Sorry for not posting lately, I’ve been busy with school. I did try to write some reports, but most of the time interrupted with my assignments. In the end, I was already bored or forgot the details of the event so I just discard them. Here’s an article on culinary spot. I’ll try to keep it short.
It was Saturday afternoon, and I’ve been in my campus’ lab for few hours, and expected to spend few more hours there. Not wanting to stay with the computer to spend the weekend night, I contacted some friends from Indonesia, asking them to give Lau Pa Sat a try for its infamous satay for dinner (some, including me, have had dinner there before, anyway). For those who don’t know, Lau Pa Sat is a Victorian style medium-class hawker center in the Singapore CBD area. What makes it interesting, other than live bands on weekends, is the Boon Tat street next to it . After sunset, this road is closed for vehicles and turned into a satay food stalls area. There are about ten satay stalls, in which I personally don’t really know the different other than they are identified with different integer numbers.
I’ve managed to invite 4 friends, and we were to meet at 7 PM.
When the clock showed 5 PM, I saved my work and quickly took bus to the MRT (train) station. Since I have plenty of time, I decided to go to City Hall first, to find some supplements my dad asked me to look for. Even after that, I still have almost one hour before 7. So I decided to buy an ice green tea at nearby JCo outlet to let me sit there for few minutes.

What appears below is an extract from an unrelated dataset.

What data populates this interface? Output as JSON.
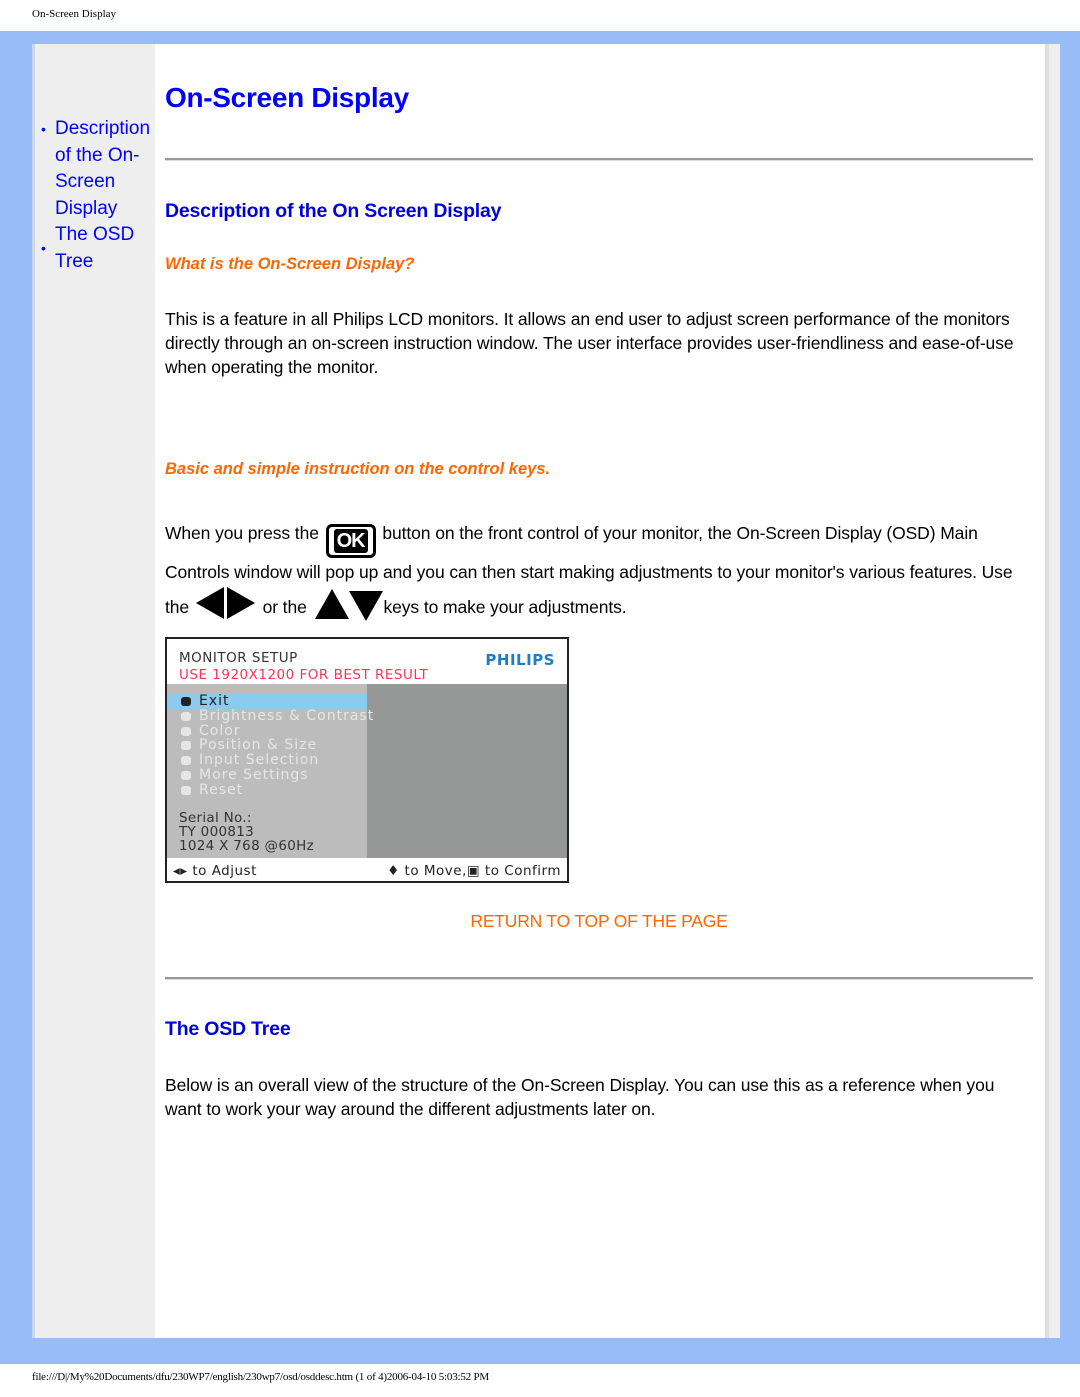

About 15 minutes to 7, Handy called and said he’s already in Raffles Place MRT station (the nearest station to Lau Pa Sat) so I went there and met him. It was his first time to Lau Pa Sat, so he asked me “is the satay good?”. I’ve gone here and eat the satay for several times, but as far as I remember the taste is more or less standard. Even not much different than the satay I ate the day before at a small hawker near my place. So I explained to him that it might be the ambient that makes this place famous.
While waiting the others to come, we ordered a “fried fritter” from a nearby seafood stall. It was the name that tickled us to order. As far as I know, neither “fried” nor “fritter” is a seafood. Only when we ask to the seller, we knew it was squid covered with fritters then deep fried.
After the others came, we started to order the satays and eat. Yet after eating them, I felt a bit disappointed. The satays were smaller and too sweet compared to the ones I bought in Commonwealth. And it’s also $0.10/stick more expensive, too. So that supports my theory that it’s only the ambient that makes this place popular. Moreover, when we finished eating, the live band started to play with some good music. So that where the $0.10 goes to.
Take Exit I from Raffles Place MRT station to go to Lau Pa Sat.